Timeline – 1997 Part 3

Hi and Lois Sunday page digital proof, May 18, 1997.

This gag was inspired by a book I read when my son was playing baseball – League League Confidential by Bill Geist.  Here is a review of that book from Pulisher’s Weekly on May 4, 1992.

This Little League coach’s account of his woes, travails and soul storms in the course of one season is side-splitting. Geist, a CBS News correspondent, lives in Ridgewood, N.J., where he has shepherded preadolescents on the diamond for nine years and, to his amazement, has survived. He describes the draft system for securing players and a shrewd angle-worker who rigged the system. He analyzes the four major types of coaches: “It’s only a game, so let’s just have fun” (the nerd, according to the kids); “Win or I’ll kill you” (the asshole, according to the kids); “We’re here to build character, to learn life’s lessons” (the despicable preacher, according to Geist); “I pick the kids with the best-looking mothers” (attribution superfluous). He writes of the games, with pitchers flinging balls three feet over the batters’ heads, outfielders aiming for third base but throwing to first and a few tyros who are actually good. For anyone in need of a good laugh.

Timeline – 1997 Part 2

Hi and Lois Sunday page digital proof, March 9, 1997.

Syndicated cartoonists are under contract to create fresh ideas 7 days a week, 365 days a year.  They aren’t supposed to reuse material.  But sometimes they slip up.

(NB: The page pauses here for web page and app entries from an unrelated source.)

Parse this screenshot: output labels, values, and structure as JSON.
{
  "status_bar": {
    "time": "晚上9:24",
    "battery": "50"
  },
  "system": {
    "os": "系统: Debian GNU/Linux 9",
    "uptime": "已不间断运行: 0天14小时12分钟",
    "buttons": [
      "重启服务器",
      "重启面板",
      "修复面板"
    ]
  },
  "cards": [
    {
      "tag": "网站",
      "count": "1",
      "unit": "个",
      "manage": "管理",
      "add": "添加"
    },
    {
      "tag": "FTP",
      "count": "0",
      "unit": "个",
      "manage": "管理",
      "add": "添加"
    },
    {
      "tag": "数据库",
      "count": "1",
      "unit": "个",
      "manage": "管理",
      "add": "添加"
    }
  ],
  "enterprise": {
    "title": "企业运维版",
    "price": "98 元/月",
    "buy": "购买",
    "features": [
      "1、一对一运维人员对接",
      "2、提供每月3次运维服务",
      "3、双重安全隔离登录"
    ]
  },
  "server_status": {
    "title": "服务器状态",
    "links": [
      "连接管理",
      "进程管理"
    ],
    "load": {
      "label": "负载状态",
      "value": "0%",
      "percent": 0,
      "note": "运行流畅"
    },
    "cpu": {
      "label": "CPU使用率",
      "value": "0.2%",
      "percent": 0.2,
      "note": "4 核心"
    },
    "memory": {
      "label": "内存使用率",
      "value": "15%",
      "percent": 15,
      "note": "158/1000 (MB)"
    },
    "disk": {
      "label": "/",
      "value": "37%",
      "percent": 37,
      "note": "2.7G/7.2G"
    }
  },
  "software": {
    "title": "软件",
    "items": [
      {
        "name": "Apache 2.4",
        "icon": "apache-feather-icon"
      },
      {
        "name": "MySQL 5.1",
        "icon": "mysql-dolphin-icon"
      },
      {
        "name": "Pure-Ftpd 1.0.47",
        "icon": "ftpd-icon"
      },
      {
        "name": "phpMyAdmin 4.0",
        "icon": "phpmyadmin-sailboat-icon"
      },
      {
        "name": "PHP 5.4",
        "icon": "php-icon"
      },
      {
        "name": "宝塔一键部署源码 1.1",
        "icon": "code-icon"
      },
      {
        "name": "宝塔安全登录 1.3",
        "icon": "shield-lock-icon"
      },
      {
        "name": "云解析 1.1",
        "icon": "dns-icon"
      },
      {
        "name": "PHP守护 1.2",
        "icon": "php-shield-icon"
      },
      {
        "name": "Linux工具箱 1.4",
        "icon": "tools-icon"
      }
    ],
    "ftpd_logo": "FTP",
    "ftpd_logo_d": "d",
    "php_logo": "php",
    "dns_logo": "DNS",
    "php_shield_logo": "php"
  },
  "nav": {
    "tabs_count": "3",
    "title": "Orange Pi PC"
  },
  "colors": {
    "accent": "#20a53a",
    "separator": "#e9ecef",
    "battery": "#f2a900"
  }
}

One morning Dik Browne woke up out of a deep sleep to the ringing of his phone. Bill Yates, the comics editor of King Features Syndicate, was calling.  Bill said that a subscribing newspaper had discovered that Dik had reapeated a gag in Hagar the Horrible, word for word.  The reporter wanted a comment on the mistake and Bill wondered if Dik had an answer.  Dik apologetically explained, “As we got through this life we learn that there are three things that tend to repeat themselves…history, sauerkraut and old cartoonists.”

Timeline – 1997 Part 1

Hi and Lois Sunday page digital proof, April 20, 1997.

The episode above was inspired by an article I read about the health benefits of laughter.

I learned that, laughter strengthens immune systems, changes moods, diminishes discomfort, and releases stress. Children laugh freely and frequently, but adults tend to be more serious and laugh less often. Humor can improve emotional health, strengthen relationships, provide happiness and even add years to our lives.